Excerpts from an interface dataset
════
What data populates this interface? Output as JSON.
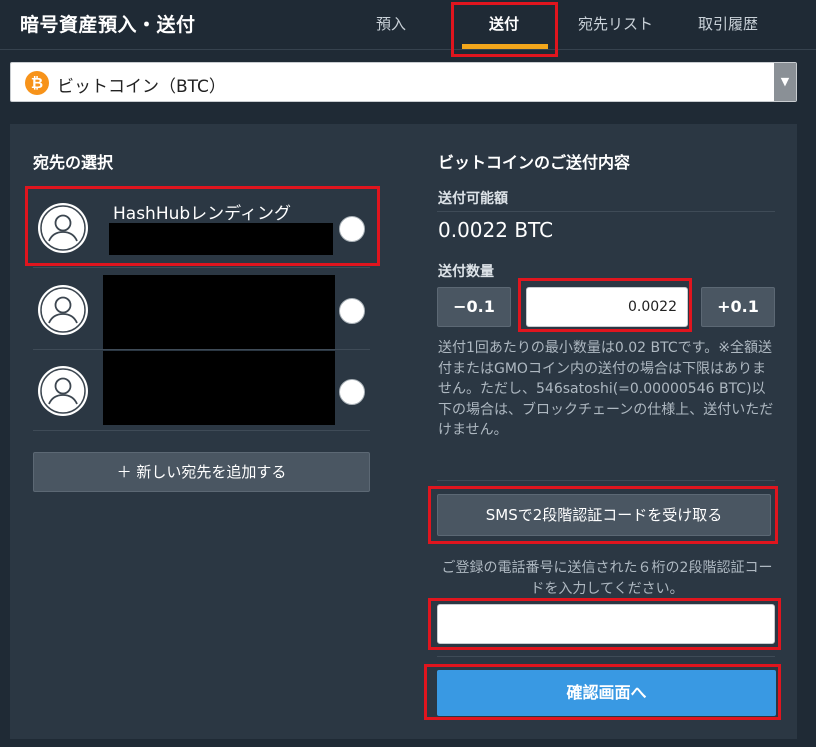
{
  "header": {
    "title": "暗号資産預入・送付",
    "tabs": [
      {
        "label": "預入"
      },
      {
        "label": "送付",
        "active": true
      },
      {
        "label": "宛先リスト"
      },
      {
        "label": "取引履歴"
      }
    ]
  },
  "currency_select": {
    "icon_symbol": "₿",
    "selected": "ビットコイン（BTC）",
    "arrow": "▼"
  },
  "recipients": {
    "title": "宛先の選択",
    "items": [
      {
        "name": "HashHubレンディング"
      },
      {
        "name": ""
      },
      {
        "name": ""
      }
    ],
    "add_button": "＋ 新しい宛先を追加する"
  },
  "send": {
    "title": "ビットコインのご送付内容",
    "available_label": "送付可能額",
    "available_amount": "0.0022 BTC",
    "qty_label": "送付数量",
    "minus_label": "−0.1",
    "plus_label": "+0.1",
    "qty_value": "0.0022",
    "note": "送付1回あたりの最小数量は0.02 BTCです。※全額送付またはGMOコイン内の送付の場合は下限はありません。ただし、546satoshi(=0.00000546 BTC)以下の場合は、ブロックチェーンの仕様上、送付いただけません。",
    "sms_button": "SMSで2段階認証コードを受け取る",
    "sms_note": "ご登録の電話番号に送信された６桁の2段階認証コードを入力してください。",
    "code_value": "",
    "confirm_button": "確認画面へ"
  },
  "colors": {
    "background": "#1f2a35",
    "panel": "#2b3743",
    "accent_tab": "#f2a61b",
    "confirm": "#3999e3",
    "highlight": "#e0151e",
    "bitcoin": "#f7931a"
  }
}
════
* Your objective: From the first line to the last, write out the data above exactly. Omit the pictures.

* Expected output:
What data populates this interface? Output as JSON.
{
  "header": {
    "title": "暗号資産預入・送付",
    "tabs": [
      {
        "label": "預入"
      },
      {
        "label": "送付",
        "active": true
      },
      {
        "label": "宛先リスト"
      },
      {
        "label": "取引履歴"
      }
    ]
  },
  "currency_select": {
    "icon_symbol": "₿",
    "selected": "ビットコイン（BTC）",
    "arrow": "▼"
  },
  "recipients": {
    "title": "宛先の選択",
    "items": [
      {
        "name": "HashHubレンディング"
      },
      {
        "name": ""
      },
      {
        "name": ""
      }
    ],
    "add_button": "＋ 新しい宛先を追加する"
  },
  "send": {
    "title": "ビットコインのご送付内容",
    "available_label": "送付可能額",
    "available_amount": "0.0022 BTC",
    "qty_label": "送付数量",
    "minus_label": "−0.1",
    "plus_label": "+0.1",
    "qty_value": "0.0022",
    "note": "送付1回あたりの最小数量は0.02 BTCです。※全額送付またはGMOコイン内の送付の場合は下限はありません。ただし、546satoshi(=0.00000546 BTC)以下の場合は、ブロックチェーンの仕様上、送付いただけません。",
    "sms_button": "SMSで2段階認証コードを受け取る",
    "sms_note": "ご登録の電話番号に送信された６桁の2段階認証コードを入力してください。",
    "code_value": "",
    "confirm_button": "確認画面へ"
  },
  "colors": {
    "background": "#1f2a35",
    "panel": "#2b3743",
    "accent_tab": "#f2a61b",
    "confirm": "#3999e3",
    "highlight": "#e0151e",
    "bitcoin": "#f7931a"
  }
}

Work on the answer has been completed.